Secret pagan basilica in Rome emerges from the shadows after 2,000 years
An underground chamber that was a place of worship for a mysterious cult 2,000 years ago has opened to the public for the first time
By Nick Squires, Rome
Photo: Chris Warde-Jones/The Telegraph
A mysterious Roman basilica built for the worship of an esoteric pagan cult and now lying hidden more than 40ft below street level has opened to the public for the first time.
The basilica, the only one of its kind in the world, was excavated from solid tufa volcanic rock on the outskirts of the imperial capital in the first century AD.
Lavishly decorated with stucco reliefs of gods, goddesses, panthers, winged cherubs and pygmies, it was discovered by accident in 1917 during the construction of a railway line from Rome to Cassino, a town to the south.

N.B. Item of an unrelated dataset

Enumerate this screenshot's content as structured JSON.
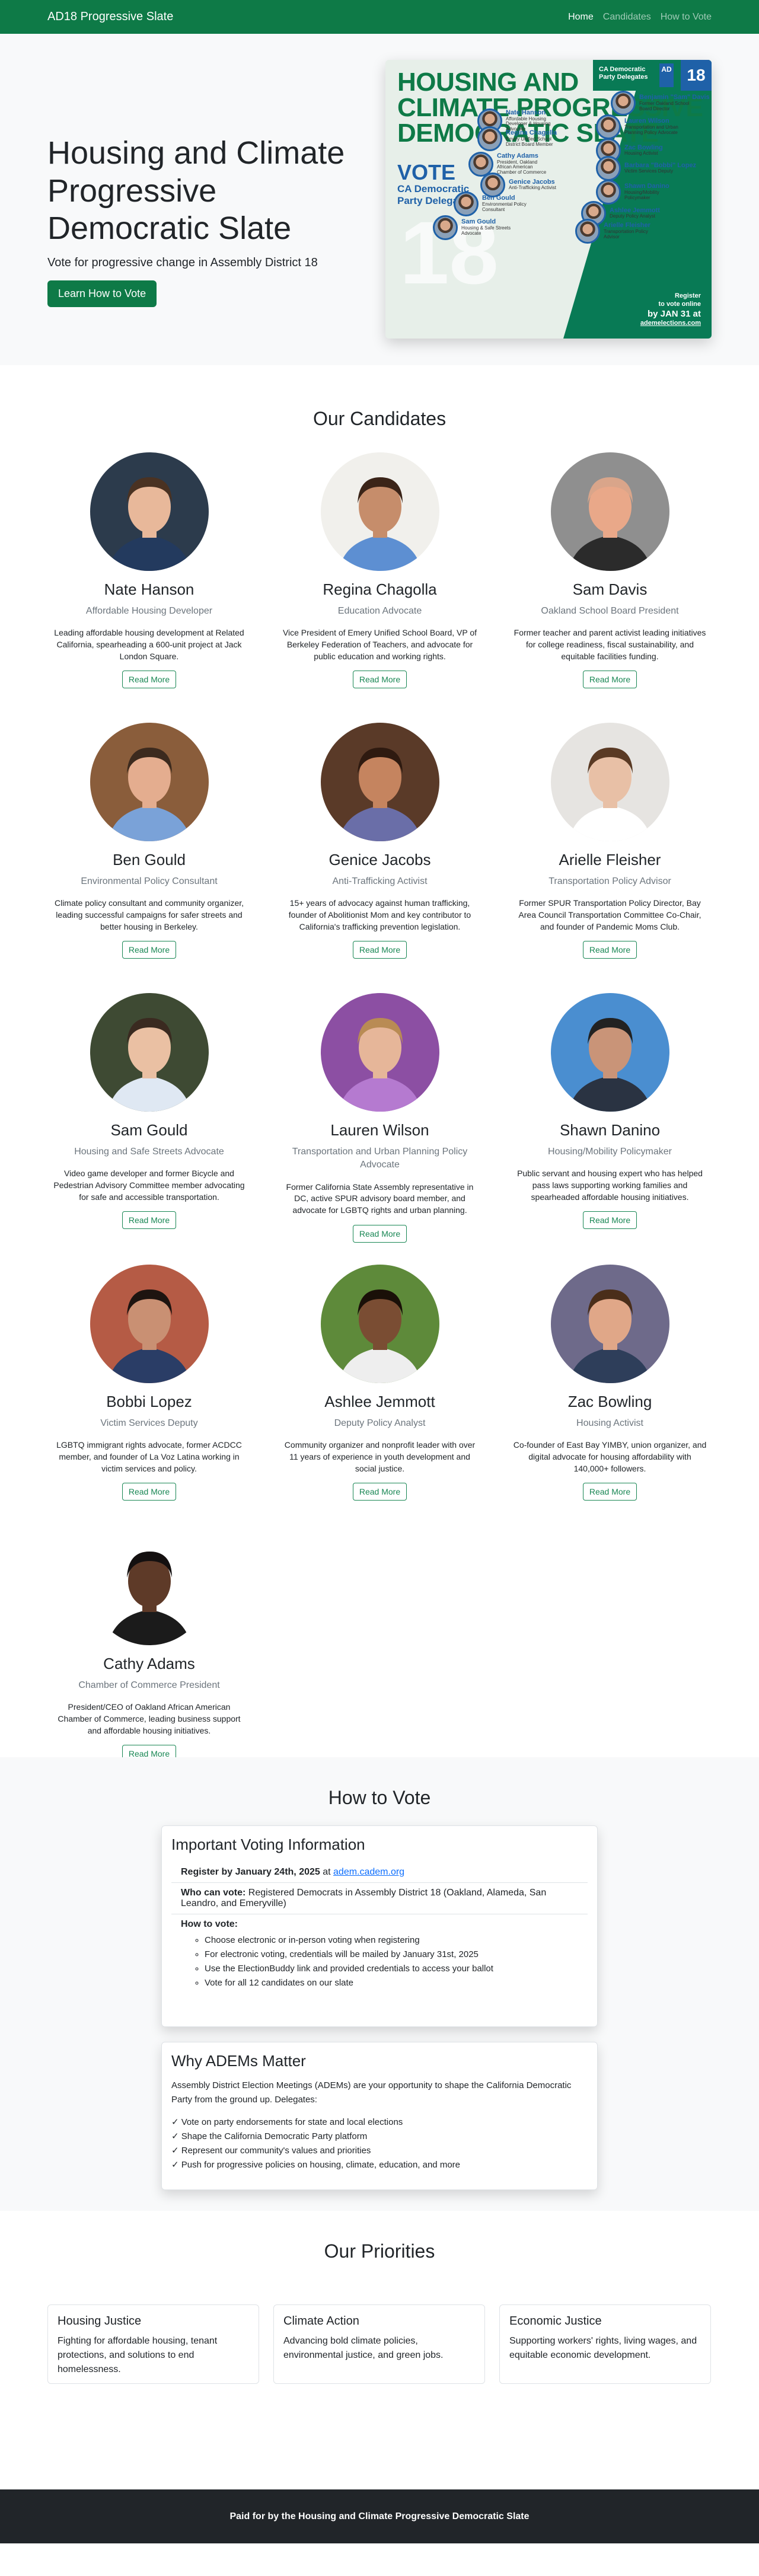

An underground passageway caved in, revealing the entrance to the hidden chamber.
A painstaking restoration that has been going on for years has now reached the point where the 40ft-long basilica can be opened to visitors.
The subterranean basilica, which predates Christianity, was built by a rich Roman family who were devotees of a little-known cult called Neopythagoreanism.
Originating in the first century BC, it was a school of mystical Hellenistic philosophy that preached asceticism and was based on the writings of Pythagoras and Plato.